A few of weeks ago I posted about the Wardrobe Architect Challenge. In the first month I constructed a mediocre blouse using no pattern, but for the February part of the challenge, I decided I was going to try my hand at another blouse, this time using Colette’s Violet blouse pattern. Well, this is the part where I tell you I did exactly as I said I would and finished the blouse. But it is not. The first week of February we went on vacation. Then a giant metaphorical storm rolled in at work and I was exhausted. Then my sister joined us for the long weekend and we had way too much fun doing non-project things. So then there were about 10 days left in February. While it wouldn’t have been impossible to tackle the Violet, I hadn’t gotten around to ordering my fabric at this point. So I decided to switch the February and March projects and instead work on my accessory first and save the blouse for March. This is also the part where I tell you I actually completed this part of the challenge in February, but that would not be true. I completed the February challenge in March.
The timing actually worked out. I’d realized just after my vacation, and after buying two new purses, that I should have also purchased myself a nice heavy tote bag while I was on my bag buying spree. The reason is actually practical: I often bring two bags to work with me; one purse for my wallet, phone, etc. and one larger bag, usually a canvas tote or a baggu for carrying my lunch, shoes, sweaters, etc. I have a lot of baggage. The canvas tote and the baggus work fine, but are more suited for groceries. I really kind of had a bag like this in mind, but without the heavy price tag (after all, I did just blow a ton of money on nice designer purses!). The main reason the February challenge didn’t get finished by the end of the month is that I waffled too long on materials. I wanted a leather bag but I was just unable to find exactly what I wanted. Feeling a little bit defeated, I pushed the challenge to the back of my mind. After about a week or so of avoidance, a little inspiration hit and I decided that I would use some fabric that I already had on hand and add the leather touch I wanted through straps.
I mentioned in the first Wardrobe Challenge post that I already owned several bag patterns, but I actually decided to instead wing it, because that’s what I kind of like to do with personal sewing projects. As much as I do like making the bags with patterns, I didn’t really have anything that was exactly what I wanted. Making a basic tote bag is really simple using two pieces of fabric that are the same size and then attaching straps – it is unbelievably simple to alter your bag however you would like. I decided to give my bag some extra stability by using leather straps and then adding a fusible interfacing to all of the pieces of my fabric. In addition to this, I also boxed the bottom of the bag so it I could easily stack lunch containers in the bag without the containers falling over (Purl Bee has a great tutorial and bag pattern for free that you can use).
I also wanted my bag to have hidden pockets on the inside, as well as the ability to close at the top.

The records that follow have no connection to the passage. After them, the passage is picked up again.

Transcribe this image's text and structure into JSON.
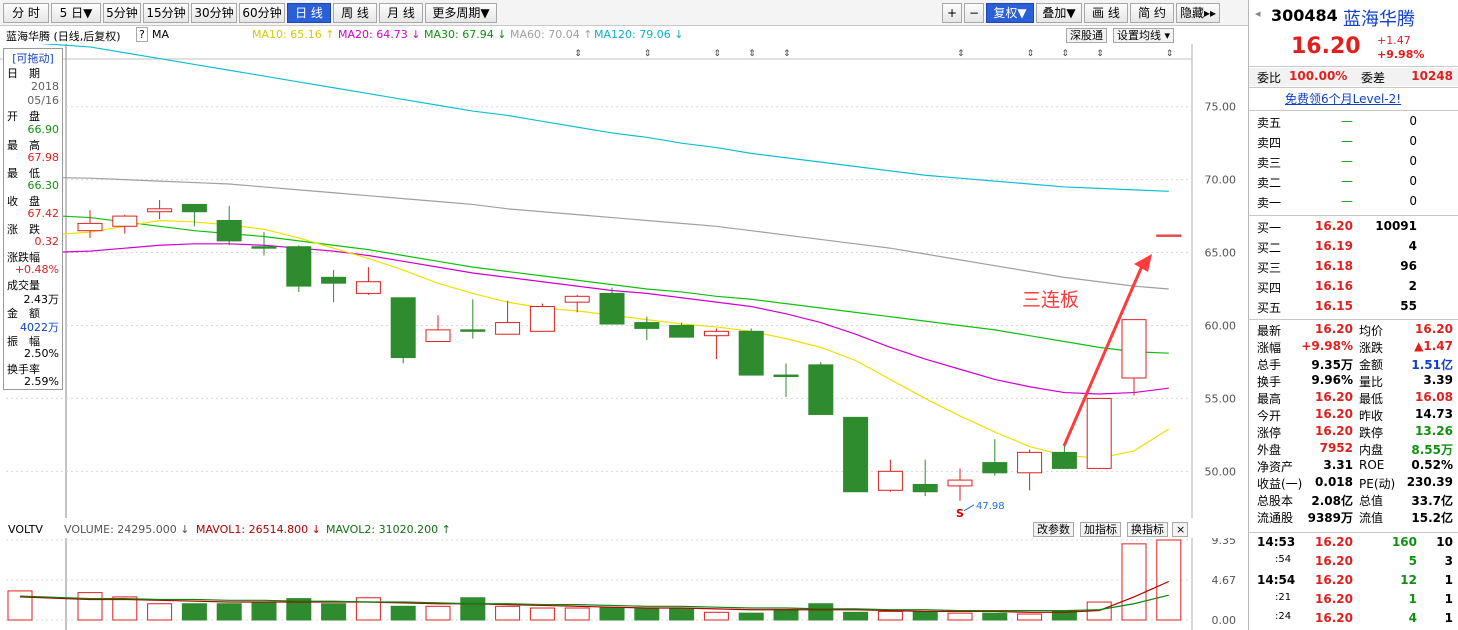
{
  "toolbar": {
    "periods": [
      "分 时",
      "5 日▼",
      "5分钟",
      "15分钟",
      "30分钟",
      "60分钟",
      "日 线",
      "周 线",
      "月 线",
      "更多周期▼"
    ],
    "active_period": 6,
    "right_buttons": [
      "+",
      "−",
      "复权▼",
      "叠加▼",
      "画 线",
      "简 约",
      "隐藏▸▸"
    ]
  },
  "stock": {
    "code": "300484",
    "name": "蓝海华腾",
    "price": "16.20",
    "change": "+1.47",
    "change_pct": "+9.98%"
  },
  "chart_header": {
    "title": "蓝海华腾 (日线,后复权)",
    "question": "?",
    "ma_label": "MA",
    "ma10": "MA10: 65.16 ↑",
    "ma20": "MA20: 64.73 ↓",
    "ma30": "MA30: 67.94 ↓",
    "ma60": "MA60: 70.04 ↑",
    "ma120": "MA120: 79.06 ↓",
    "btn_shengu": "深股通",
    "btn_ma_settings": "设置均线 ▾"
  },
  "info_panel": {
    "title": "[可拖动]",
    "date_label": "日　期",
    "year": "2018",
    "date": "05/16",
    "open_label": "开　盘",
    "open": "66.90",
    "high_label": "最　高",
    "high": "67.98",
    "low_label": "最　低",
    "low": "66.30",
    "close_label": "收　盘",
    "close": "67.42",
    "chg_label": "涨　跌",
    "chg": "0.32",
    "chgpct_label": "涨跌幅",
    "chgpct": "+0.48%",
    "vol_label": "成交量",
    "vol": "2.43万",
    "amt_label": "金　额",
    "amt": "4022万",
    "amp_label": "振　幅",
    "amp": "2.50%",
    "turn_label": "换手率",
    "turn": "2.59%"
  },
  "annotation": {
    "text": "三连板",
    "low_marker": "47.98",
    "s_marker": "S"
  },
  "vol_header": {
    "voltv": "VOLTV",
    "volume": "VOLUME: 24295.000 ↓",
    "mavol1": "MAVOL1: 26514.800 ↓",
    "mavol2": "MAVOL2: 31020.200 ↑",
    "btn_params": "改参数",
    "btn_add": "加指标",
    "btn_switch": "换指标",
    "btn_close": "×"
  },
  "colors": {
    "up": "#e0201e",
    "down": "#2e8b2e",
    "ma10": "#f0e000",
    "ma20": "#d000d0",
    "ma30": "#10c010",
    "ma60": "#a0a0a0",
    "ma120": "#10c0d0"
  },
  "chart_data": {
    "type": "candlestick",
    "y_ticks": [
      "75.00",
      "70.00",
      "65.00",
      "60.00",
      "55.00",
      "50.00"
    ],
    "ylim": [
      46.8,
      79.3
    ],
    "vol_ticks": [
      "9.35",
      "4.67",
      "0.00"
    ],
    "vol_ylim": [
      0,
      9.35
    ],
    "candles": [
      {
        "o": 66.5,
        "c": 67.0,
        "h": 67.9,
        "l": 66.0
      },
      {
        "o": 66.8,
        "c": 67.5,
        "h": 67.6,
        "l": 66.3
      },
      {
        "o": 67.8,
        "c": 68.0,
        "h": 68.6,
        "l": 67.3
      },
      {
        "o": 68.3,
        "c": 67.8,
        "h": 68.3,
        "l": 66.8
      },
      {
        "o": 67.2,
        "c": 65.8,
        "h": 68.2,
        "l": 65.5
      },
      {
        "o": 65.4,
        "c": 65.3,
        "h": 66.4,
        "l": 64.8
      },
      {
        "o": 65.4,
        "c": 62.7,
        "h": 65.5,
        "l": 62.3
      },
      {
        "o": 63.3,
        "c": 62.9,
        "h": 63.8,
        "l": 61.6
      },
      {
        "o": 62.2,
        "c": 63.0,
        "h": 64.0,
        "l": 62.1
      },
      {
        "o": 61.9,
        "c": 57.8,
        "h": 61.9,
        "l": 57.4
      },
      {
        "o": 58.9,
        "c": 59.7,
        "h": 60.7,
        "l": 58.9
      },
      {
        "o": 59.7,
        "c": 59.6,
        "h": 61.8,
        "l": 59.1
      },
      {
        "o": 59.4,
        "c": 60.2,
        "h": 61.7,
        "l": 59.4
      },
      {
        "o": 59.6,
        "c": 61.3,
        "h": 61.5,
        "l": 59.6
      },
      {
        "o": 61.6,
        "c": 62.0,
        "h": 62.1,
        "l": 60.9
      },
      {
        "o": 62.2,
        "c": 60.1,
        "h": 62.6,
        "l": 60.1
      },
      {
        "o": 60.2,
        "c": 59.8,
        "h": 60.6,
        "l": 59.0
      },
      {
        "o": 60.0,
        "c": 59.2,
        "h": 60.2,
        "l": 59.2
      },
      {
        "o": 59.3,
        "c": 59.6,
        "h": 59.8,
        "l": 57.7
      },
      {
        "o": 59.6,
        "c": 56.6,
        "h": 59.8,
        "l": 56.6
      },
      {
        "o": 56.6,
        "c": 56.5,
        "h": 57.4,
        "l": 55.1
      },
      {
        "o": 57.3,
        "c": 53.9,
        "h": 57.5,
        "l": 53.9
      },
      {
        "o": 53.7,
        "c": 48.6,
        "h": 53.7,
        "l": 48.6
      },
      {
        "o": 48.7,
        "c": 50.0,
        "h": 50.8,
        "l": 48.6
      },
      {
        "o": 49.1,
        "c": 48.6,
        "h": 50.8,
        "l": 48.3
      },
      {
        "o": 49.0,
        "c": 49.4,
        "h": 50.2,
        "l": 47.98
      },
      {
        "o": 50.6,
        "c": 49.9,
        "h": 52.2,
        "l": 49.7
      },
      {
        "o": 49.9,
        "c": 51.3,
        "h": 51.5,
        "l": 48.7
      },
      {
        "o": 51.3,
        "c": 50.2,
        "h": 51.8,
        "l": 50.2
      },
      {
        "o": 50.2,
        "c": 55.0,
        "h": 55.0,
        "l": 50.2
      },
      {
        "o": 56.4,
        "c": 60.4,
        "h": 60.4,
        "l": 55.2
      },
      {
        "o": 66.2,
        "c": 66.2,
        "h": 66.2,
        "l": 66.2
      }
    ],
    "volumes": [
      3.2,
      2.7,
      1.9,
      1.9,
      1.9,
      2.1,
      2.5,
      1.9,
      2.6,
      1.6,
      1.6,
      2.6,
      1.6,
      1.4,
      1.4,
      1.4,
      1.3,
      1.3,
      0.9,
      0.8,
      1.2,
      1.9,
      0.9,
      1.0,
      1.0,
      0.8,
      0.8,
      0.7,
      1.1,
      2.1,
      8.9,
      9.35
    ],
    "ma10": [
      66.4,
      66.8,
      67.2,
      67.1,
      66.9,
      66.6,
      66.0,
      65.3,
      64.6,
      63.8,
      62.9,
      62.2,
      61.6,
      61.2,
      61.0,
      60.7,
      60.4,
      60.1,
      59.9,
      59.6,
      59.1,
      58.5,
      57.6,
      56.3,
      55.0,
      53.8,
      52.7,
      51.7,
      51.1,
      50.9,
      51.4,
      52.9
    ],
    "ma20": [
      65.1,
      65.3,
      65.5,
      65.6,
      65.6,
      65.5,
      65.3,
      65.1,
      64.8,
      64.4,
      64.0,
      63.6,
      63.3,
      63.0,
      62.7,
      62.4,
      62.2,
      61.9,
      61.6,
      61.3,
      60.8,
      60.2,
      59.4,
      58.5,
      57.7,
      57.0,
      56.3,
      55.8,
      55.4,
      55.3,
      55.4,
      55.7
    ],
    "ma30": [
      67.4,
      67.1,
      66.8,
      66.5,
      66.3,
      66.1,
      65.8,
      65.5,
      65.2,
      64.8,
      64.4,
      64.0,
      63.7,
      63.4,
      63.1,
      62.8,
      62.5,
      62.3,
      62.0,
      61.8,
      61.5,
      61.2,
      60.9,
      60.6,
      60.3,
      60.0,
      59.7,
      59.3,
      58.9,
      58.5,
      58.2,
      58.1
    ],
    "ma60": [
      70.1,
      70.0,
      69.9,
      69.8,
      69.7,
      69.5,
      69.3,
      69.1,
      68.9,
      68.7,
      68.5,
      68.3,
      68.0,
      67.8,
      67.6,
      67.4,
      67.2,
      67.0,
      66.8,
      66.5,
      66.2,
      65.9,
      65.6,
      65.3,
      64.9,
      64.5,
      64.1,
      63.7,
      63.3,
      63.0,
      62.7,
      62.5
    ],
    "ma120": [
      79.1,
      78.7,
      78.3,
      77.9,
      77.5,
      77.1,
      76.7,
      76.3,
      75.9,
      75.5,
      75.1,
      74.7,
      74.4,
      74.0,
      73.6,
      73.2,
      72.9,
      72.5,
      72.2,
      71.8,
      71.5,
      71.2,
      70.9,
      70.6,
      70.3,
      70.1,
      69.9,
      69.7,
      69.5,
      69.4,
      69.3,
      69.2
    ],
    "mavol1": [
      2.4,
      2.4,
      2.3,
      2.2,
      2.1,
      2.1,
      2.1,
      2.1,
      2.1,
      2.0,
      1.9,
      1.9,
      1.8,
      1.7,
      1.6,
      1.5,
      1.4,
      1.4,
      1.3,
      1.2,
      1.2,
      1.2,
      1.2,
      1.1,
      1.0,
      1.0,
      1.0,
      0.9,
      0.9,
      1.1,
      2.7,
      4.5
    ],
    "mavol2": [
      2.5,
      2.5,
      2.4,
      2.4,
      2.3,
      2.3,
      2.2,
      2.2,
      2.1,
      2.1,
      2.0,
      1.9,
      1.9,
      1.8,
      1.8,
      1.7,
      1.6,
      1.6,
      1.5,
      1.4,
      1.4,
      1.3,
      1.3,
      1.2,
      1.2,
      1.1,
      1.1,
      1.1,
      1.1,
      1.2,
      1.9,
      2.9
    ]
  },
  "quote": {
    "weibi_label": "委比",
    "weibi": "100.00%",
    "weicha_label": "委差",
    "weicha": "10248",
    "level2": "免费领6个月Level-2!",
    "sell": [
      {
        "label": "卖五",
        "price": "—",
        "vol": "0"
      },
      {
        "label": "卖四",
        "price": "—",
        "vol": "0"
      },
      {
        "label": "卖三",
        "price": "—",
        "vol": "0"
      },
      {
        "label": "卖二",
        "price": "—",
        "vol": "0"
      },
      {
        "label": "卖一",
        "price": "—",
        "vol": "0"
      }
    ],
    "buy": [
      {
        "label": "买一",
        "price": "16.20",
        "vol": "10091"
      },
      {
        "label": "买二",
        "price": "16.19",
        "vol": "4"
      },
      {
        "label": "买三",
        "price": "16.18",
        "vol": "96"
      },
      {
        "label": "买四",
        "price": "16.16",
        "vol": "2"
      },
      {
        "label": "买五",
        "price": "16.15",
        "vol": "55"
      }
    ],
    "stats": [
      {
        "l1": "最新",
        "v1": "16.20",
        "c1": "red",
        "l2": "均价",
        "v2": "16.20",
        "c2": "red"
      },
      {
        "l1": "涨幅",
        "v1": "+9.98%",
        "c1": "red",
        "l2": "涨跌",
        "v2": "▲1.47",
        "c2": "red"
      },
      {
        "l1": "总手",
        "v1": "9.35万",
        "c1": "",
        "l2": "金额",
        "v2": "1.51亿",
        "c2": "blue"
      },
      {
        "l1": "换手",
        "v1": "9.96%",
        "c1": "",
        "l2": "量比",
        "v2": "3.39",
        "c2": ""
      },
      {
        "l1": "最高",
        "v1": "16.20",
        "c1": "red",
        "l2": "最低",
        "v2": "16.08",
        "c2": "red"
      },
      {
        "l1": "今开",
        "v1": "16.20",
        "c1": "red",
        "l2": "昨收",
        "v2": "14.73",
        "c2": ""
      },
      {
        "l1": "涨停",
        "v1": "16.20",
        "c1": "red",
        "l2": "跌停",
        "v2": "13.26",
        "c2": "green"
      },
      {
        "l1": "外盘",
        "v1": "7952",
        "c1": "red",
        "l2": "内盘",
        "v2": "8.55万",
        "c2": "green"
      },
      {
        "l1": "净资产",
        "v1": "3.31",
        "c1": "",
        "l2": "ROE",
        "v2": "0.52%",
        "c2": ""
      },
      {
        "l1": "收益(一)",
        "v1": "0.018",
        "c1": "",
        "l2": "PE(动)",
        "v2": "230.39",
        "c2": ""
      },
      {
        "l1": "总股本",
        "v1": "2.08亿",
        "c1": "",
        "l2": "总值",
        "v2": "33.7亿",
        "c2": ""
      },
      {
        "l1": "流通股",
        "v1": "9389万",
        "c1": "",
        "l2": "流值",
        "v2": "15.2亿",
        "c2": ""
      }
    ],
    "ticks": [
      {
        "t": "14:53",
        "p": "16.20",
        "v": "160",
        "n": "10",
        "bold": true
      },
      {
        "t": ":54",
        "p": "16.20",
        "v": "5",
        "n": "3",
        "bold": false
      },
      {
        "t": "14:54",
        "p": "16.20",
        "v": "12",
        "n": "1",
        "bold": true
      },
      {
        "t": ":21",
        "p": "16.20",
        "v": "1",
        "n": "1",
        "bold": false
      },
      {
        "t": ":24",
        "p": "16.20",
        "v": "4",
        "n": "1",
        "bold": false
      }
    ]
  }
}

I considered a zipper or a magnetic snap but instead opted for one of these adorable little button closures and some scrap leather. I didn’t do any finishing to the leather edges because I really love the look of raw leather.
I want to talk for a minute on costs. I didn’t mention cost at all in my original wardrobe challenge post because I didn’t think about it much until I started this month’s challenge (my January project did not incur me any additional costs because I already had all of the materials in my stash and I made my own pattern). This month I only had a few of the supplies on hand, so I needed to purchase a few things. The entire project cost about $59, which includes fabric ($16), fusible interfacing ($18), leather straps ($20), and thread and finishing accessories ($5).
In addition to the cost of the materials, the project took me about 2 hours from start to finish – which isn’t too big of a time commitment for a sewing project (I estimate the Violet blouse will take me about a whole day).
Now that the bag is finished, I’m feeling inspired again for the next month’s challenge. Also, even though I didn’t stick exactly to this month’s challenge, I think it is okay to be flexible. The blouse is a little bit daunting for me and I was feeling a bit stressed out, especially about time constraints. Instead of immediately failing the challenge and crawling in to the fetal position, I decided to make adjustments to the challenge and do something that I was more comfortable with and that I knew I would enjoy making. After all, what’s the point of the challenge if I’m going to be stressed out and hating every minute of it?